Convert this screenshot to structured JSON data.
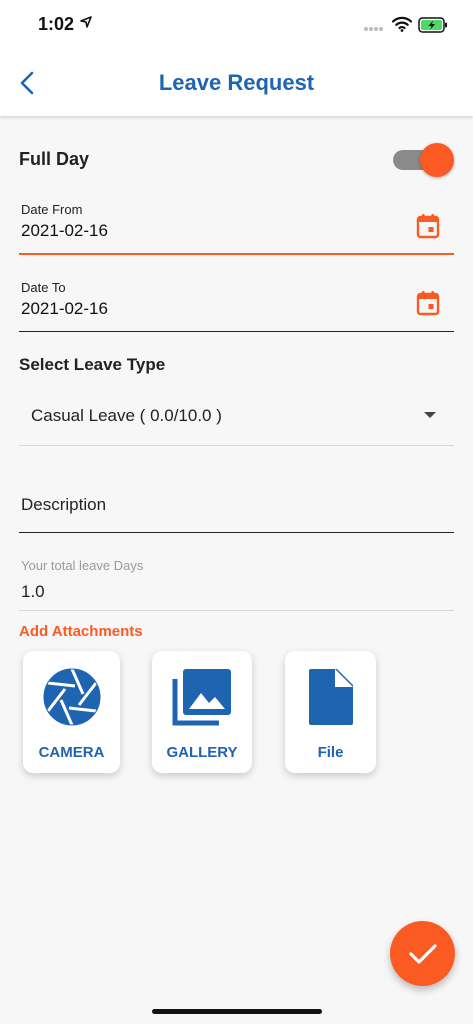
{
  "status_bar": {
    "time": "1:02"
  },
  "header": {
    "title": "Leave Request"
  },
  "form": {
    "full_day_label": "Full Day",
    "full_day_on": true,
    "date_from_label": "Date From",
    "date_from_value": "2021-02-16",
    "date_to_label": "Date To",
    "date_to_value": "2021-02-16",
    "leave_type_label": "Select Leave Type",
    "leave_type_value": "Casual Leave ( 0.0/10.0 )",
    "description_placeholder": "Description",
    "total_days_label": "Your total leave Days",
    "total_days_value": "1.0"
  },
  "attachments": {
    "title": "Add Attachments",
    "options": [
      {
        "label": "CAMERA",
        "icon": "camera-aperture-icon"
      },
      {
        "label": "GALLERY",
        "icon": "gallery-icon"
      },
      {
        "label": "File",
        "icon": "file-icon"
      }
    ]
  },
  "colors": {
    "accent": "#fc5a23",
    "primary": "#1f64b0",
    "background": "#f7f7f7"
  }
}
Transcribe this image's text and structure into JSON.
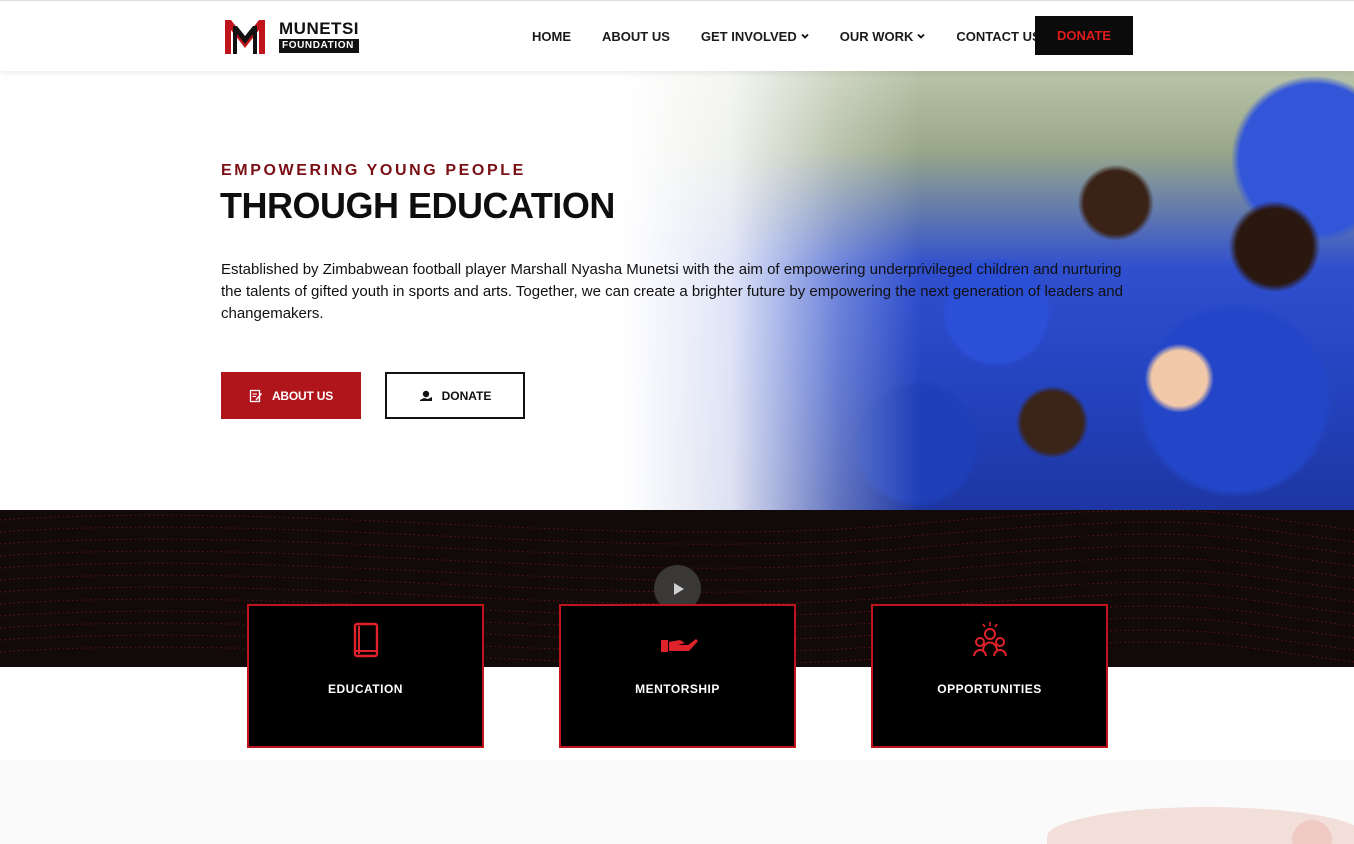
{
  "header": {
    "logo_name": "MUNETSI",
    "logo_sub": "FOUNDATION",
    "nav": [
      {
        "label": "HOME",
        "dropdown": false
      },
      {
        "label": "ABOUT US",
        "dropdown": false
      },
      {
        "label": "GET INVOLVED",
        "dropdown": true
      },
      {
        "label": "OUR WORK",
        "dropdown": true
      },
      {
        "label": "CONTACT US",
        "dropdown": false
      }
    ],
    "donate_label": "DONATE"
  },
  "hero": {
    "eyebrow": "EMPOWERING YOUNG PEOPLE",
    "headline": "THROUGH EDUCATION",
    "intro": "Established by Zimbabwean football player Marshall Nyasha Munetsi with the aim of empowering underprivileged children and nurturing the talents of gifted youth in sports and arts. Together, we can create a brighter future by empowering the next generation of leaders and changemakers.",
    "about_label": "ABOUT US",
    "donate_label": "DONATE"
  },
  "features": [
    {
      "label": "EDUCATION",
      "icon": "book-icon"
    },
    {
      "label": "MENTORSHIP",
      "icon": "hand-icon"
    },
    {
      "label": "OPPORTUNITIES",
      "icon": "people-icon"
    }
  ],
  "colors": {
    "accent": "#b0151b",
    "eyebrow": "#7a0f14",
    "card_border": "#c0141c",
    "donate_text": "#e01b1b"
  }
}
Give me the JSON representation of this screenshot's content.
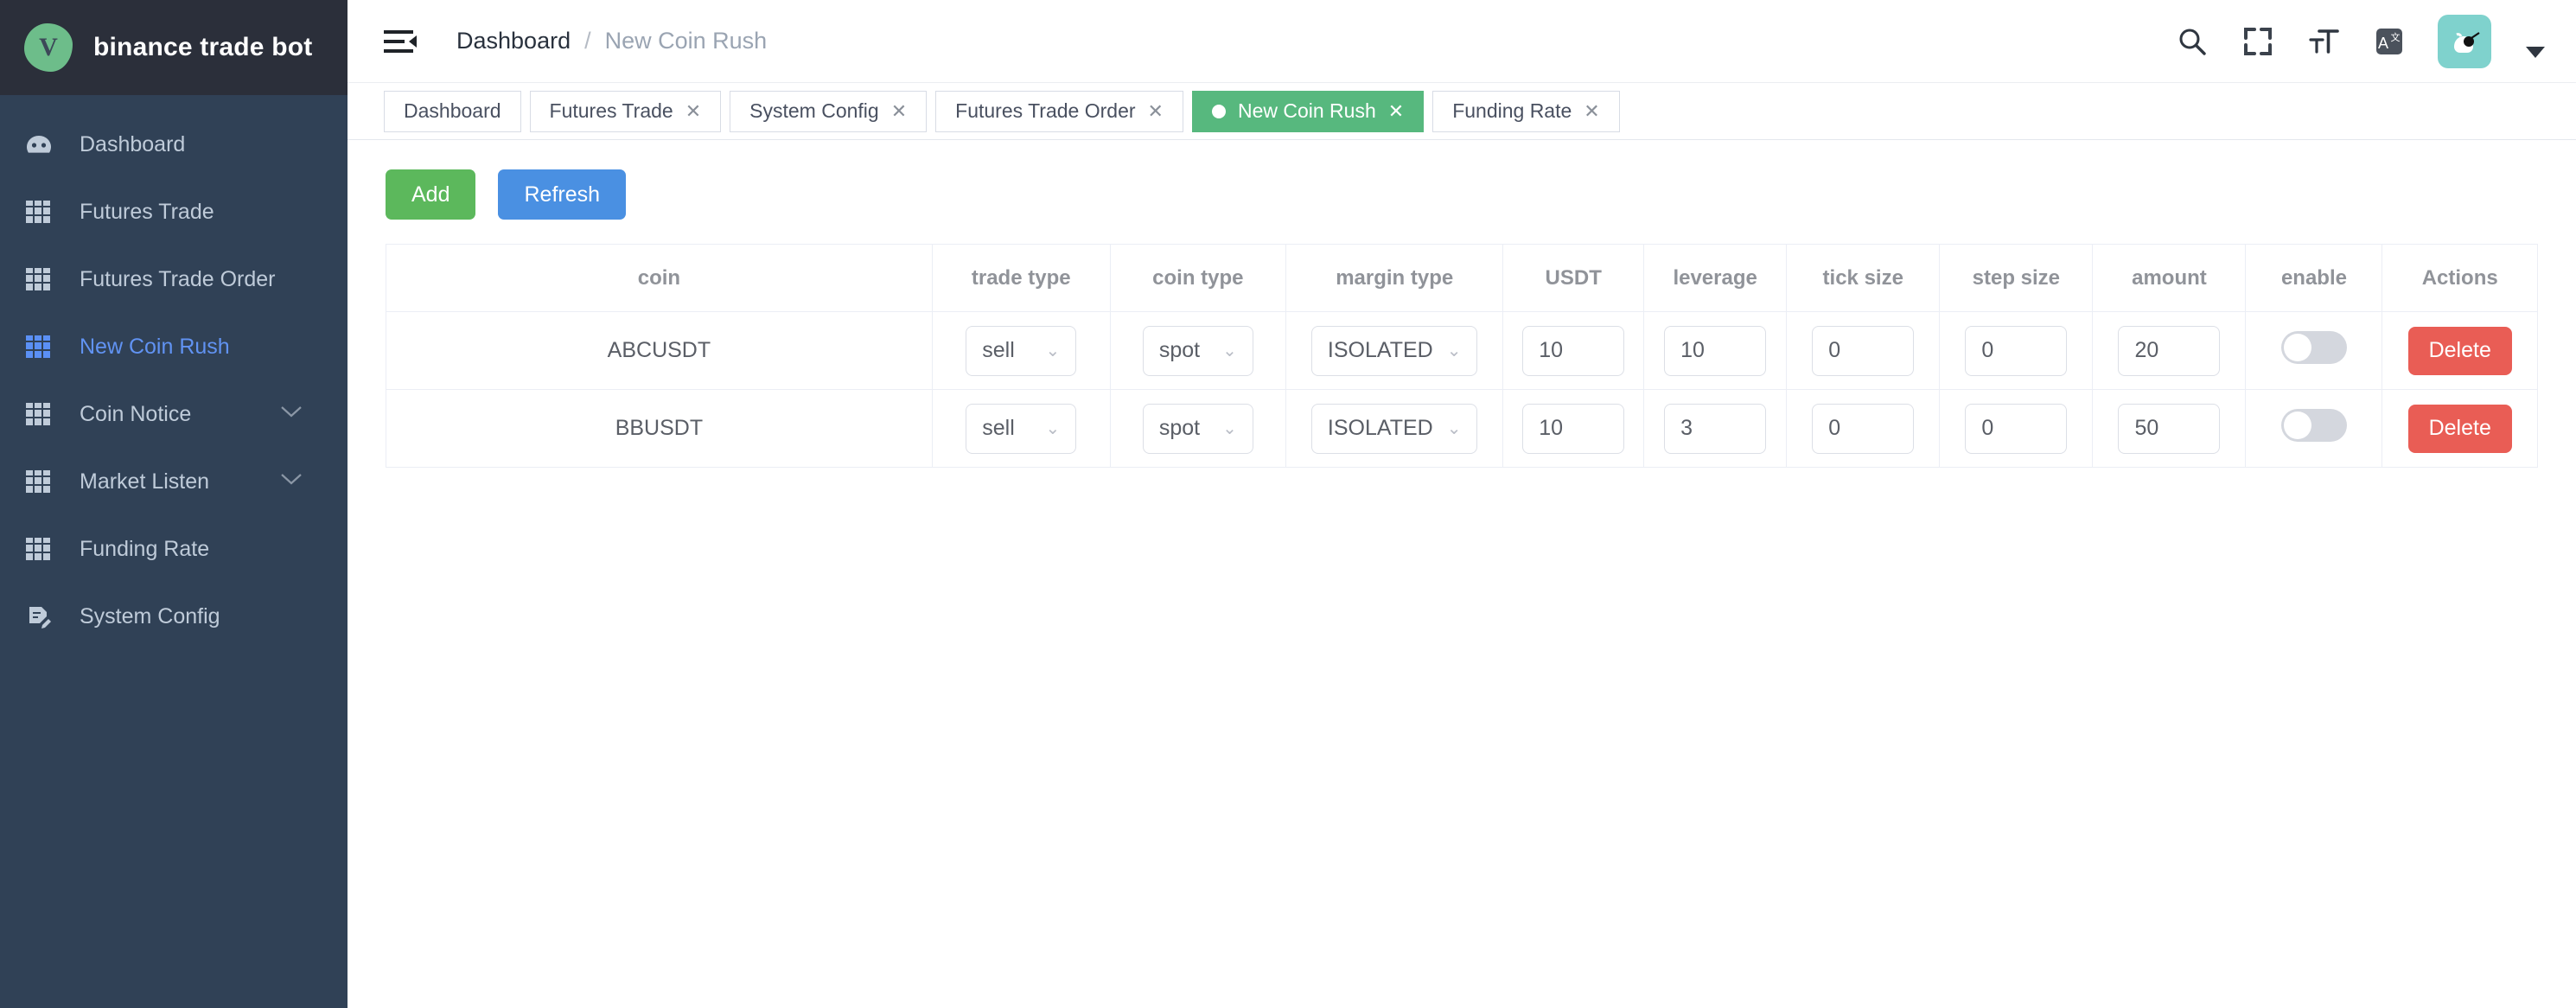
{
  "brand": {
    "logo_letter": "V",
    "title": "binance trade bot",
    "logo_color": "#6dbd8a"
  },
  "sidebar": {
    "items": [
      {
        "label": "Dashboard",
        "icon": "dashboard-icon",
        "active": false,
        "expandable": false
      },
      {
        "label": "Futures Trade",
        "icon": "table-icon",
        "active": false,
        "expandable": false
      },
      {
        "label": "Futures Trade Order",
        "icon": "table-icon",
        "active": false,
        "expandable": false
      },
      {
        "label": "New Coin Rush",
        "icon": "table-icon",
        "active": true,
        "expandable": false
      },
      {
        "label": "Coin Notice",
        "icon": "table-icon",
        "active": false,
        "expandable": true
      },
      {
        "label": "Market Listen",
        "icon": "table-icon",
        "active": false,
        "expandable": true
      },
      {
        "label": "Funding Rate",
        "icon": "table-icon",
        "active": false,
        "expandable": false
      },
      {
        "label": "System Config",
        "icon": "document-edit-icon",
        "active": false,
        "expandable": false
      }
    ]
  },
  "topbar": {
    "menu_toggle_icon": "hamburger-collapse-icon",
    "breadcrumb": {
      "root": "Dashboard",
      "separator": "/",
      "current": "New Coin Rush"
    },
    "actions": [
      {
        "icon": "search-icon"
      },
      {
        "icon": "fullscreen-icon"
      },
      {
        "icon": "font-size-icon"
      },
      {
        "icon": "translate-icon"
      }
    ],
    "avatar": {
      "icon": "avatar-icon",
      "color": "#7fd2cd"
    },
    "caret": "chevron-down-icon"
  },
  "tabs": [
    {
      "label": "Dashboard",
      "active": false,
      "closable": false
    },
    {
      "label": "Futures Trade",
      "active": false,
      "closable": true
    },
    {
      "label": "System Config",
      "active": false,
      "closable": true
    },
    {
      "label": "Futures Trade Order",
      "active": false,
      "closable": true
    },
    {
      "label": "New Coin Rush",
      "active": true,
      "closable": true
    },
    {
      "label": "Funding Rate",
      "active": false,
      "closable": true
    }
  ],
  "toolbar": {
    "add_label": "Add",
    "refresh_label": "Refresh",
    "add_color": "#5cb85c",
    "refresh_color": "#4a90e2"
  },
  "table": {
    "columns": [
      "coin",
      "trade type",
      "coin type",
      "margin type",
      "USDT",
      "leverage",
      "tick size",
      "step size",
      "amount",
      "enable",
      "Actions"
    ],
    "rows": [
      {
        "coin": "ABCUSDT",
        "trade_type": "sell",
        "coin_type": "spot",
        "margin_type": "ISOLATED",
        "usdt": "10",
        "leverage": "10",
        "tick_size": "0",
        "step_size": "0",
        "amount": "20",
        "enable": false,
        "action_label": "Delete"
      },
      {
        "coin": "BBUSDT",
        "trade_type": "sell",
        "coin_type": "spot",
        "margin_type": "ISOLATED",
        "usdt": "10",
        "leverage": "3",
        "tick_size": "0",
        "step_size": "0",
        "amount": "50",
        "enable": false,
        "action_label": "Delete"
      }
    ],
    "delete_color": "#e95d55"
  }
}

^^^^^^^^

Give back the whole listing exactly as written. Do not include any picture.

Convert this screenshot to structured JSON data.
{
  "status_bar": {
    "time": "1:02"
  },
  "header": {
    "title": "Leave Request"
  },
  "form": {
    "full_day_label": "Full Day",
    "full_day_on": true,
    "date_from_label": "Date From",
    "date_from_value": "2021-02-16",
    "date_to_label": "Date To",
    "date_to_value": "2021-02-16",
    "leave_type_label": "Select Leave Type",
    "leave_type_value": "Casual Leave ( 0.0/10.0 )",
    "description_placeholder": "Description",
    "total_days_label": "Your total leave Days",
    "total_days_value": "1.0"
  },
  "attachments": {
    "title": "Add Attachments",
    "options": [
      {
        "label": "CAMERA",
        "icon": "camera-aperture-icon"
      },
      {
        "label": "GALLERY",
        "icon": "gallery-icon"
      },
      {
        "label": "File",
        "icon": "file-icon"
      }
    ]
  },
  "colors": {
    "accent": "#fc5a23",
    "primary": "#1f64b0",
    "background": "#f7f7f7"
  }
}
Transcribe this image's text and structure into JSON.
{
  "header": {
    "logo_name": "MUNETSI",
    "logo_sub": "FOUNDATION",
    "nav": [
      {
        "label": "HOME",
        "dropdown": false
      },
      {
        "label": "ABOUT US",
        "dropdown": false
      },
      {
        "label": "GET INVOLVED",
        "dropdown": true
      },
      {
        "label": "OUR WORK",
        "dropdown": true
      },
      {
        "label": "CONTACT US",
        "dropdown": false
      }
    ],
    "donate_label": "DONATE"
  },
  "hero": {
    "eyebrow": "EMPOWERING YOUNG PEOPLE",
    "headline": "THROUGH EDUCATION",
    "intro": "Established by Zimbabwean football player Marshall Nyasha Munetsi with the aim of empowering underprivileged children and nurturing the talents of gifted youth in sports and arts. Together, we can create a brighter future by empowering the next generation of leaders and changemakers.",
    "about_label": "ABOUT US",
    "donate_label": "DONATE"
  },
  "features": [
    {
      "label": "EDUCATION",
      "icon": "book-icon"
    },
    {
      "label": "MENTORSHIP",
      "icon": "hand-icon"
    },
    {
      "label": "OPPORTUNITIES",
      "icon": "people-icon"
    }
  ],
  "colors": {
    "accent": "#b0151b",
    "eyebrow": "#7a0f14",
    "card_border": "#c0141c",
    "donate_text": "#e01b1b"
  }
}
Give me the JSON representation of this screenshot's content.
{
  "brand": {
    "logo_letter": "V",
    "title": "binance trade bot",
    "logo_color": "#6dbd8a"
  },
  "sidebar": {
    "items": [
      {
        "label": "Dashboard",
        "icon": "dashboard-icon",
        "active": false,
        "expandable": false
      },
      {
        "label": "Futures Trade",
        "icon": "table-icon",
        "active": false,
        "expandable": false
      },
      {
        "label": "Futures Trade Order",
        "icon": "table-icon",
        "active": false,
        "expandable": false
      },
      {
        "label": "New Coin Rush",
        "icon": "table-icon",
        "active": true,
        "expandable": false
      },
      {
        "label": "Coin Notice",
        "icon": "table-icon",
        "active": false,
        "expandable": true
      },
      {
        "label": "Market Listen",
        "icon": "table-icon",
        "active": false,
        "expandable": true
      },
      {
        "label": "Funding Rate",
        "icon": "table-icon",
        "active": false,
        "expandable": false
      },
      {
        "label": "System Config",
        "icon": "document-edit-icon",
        "active": false,
        "expandable": false
      }
    ]
  },
  "topbar": {
    "menu_toggle_icon": "hamburger-collapse-icon",
    "breadcrumb": {
      "root": "Dashboard",
      "separator": "/",
      "current": "New Coin Rush"
    },
    "actions": [
      {
        "icon": "search-icon"
      },
      {
        "icon": "fullscreen-icon"
      },
      {
        "icon": "font-size-icon"
      },
      {
        "icon": "translate-icon"
      }
    ],
    "avatar": {
      "icon": "avatar-icon",
      "color": "#7fd2cd"
    },
    "caret": "chevron-down-icon"
  },
  "tabs": [
    {
      "label": "Dashboard",
      "active": false,
      "closable": false
    },
    {
      "label": "Futures Trade",
      "active": false,
      "closable": true
    },
    {
      "label": "System Config",
      "active": false,
      "closable": true
    },
    {
      "label": "Futures Trade Order",
      "active": false,
      "closable": true
    },
    {
      "label": "New Coin Rush",
      "active": true,
      "closable": true
    },
    {
      "label": "Funding Rate",
      "active": false,
      "closable": true
    }
  ],
  "toolbar": {
    "add_label": "Add",
    "refresh_label": "Refresh",
    "add_color": "#5cb85c",
    "refresh_color": "#4a90e2"
  },
  "table": {
    "columns": [
      "coin",
      "trade type",
      "coin type",
      "margin type",
      "USDT",
      "leverage",
      "tick size",
      "step size",
      "amount",
      "enable",
      "Actions"
    ],
    "rows": [
      {
        "coin": "ABCUSDT",
        "trade_type": "sell",
        "coin_type": "spot",
        "margin_type": "ISOLATED",
        "usdt": "10",
        "leverage": "10",
        "tick_size": "0",
        "step_size": "0",
        "amount": "20",
        "enable": false,
        "action_label": "Delete"
      },
      {
        "coin": "BBUSDT",
        "trade_type": "sell",
        "coin_type": "spot",
        "margin_type": "ISOLATED",
        "usdt": "10",
        "leverage": "3",
        "tick_size": "0",
        "step_size": "0",
        "amount": "50",
        "enable": false,
        "action_label": "Delete"
      }
    ],
    "delete_color": "#e95d55"
  }
}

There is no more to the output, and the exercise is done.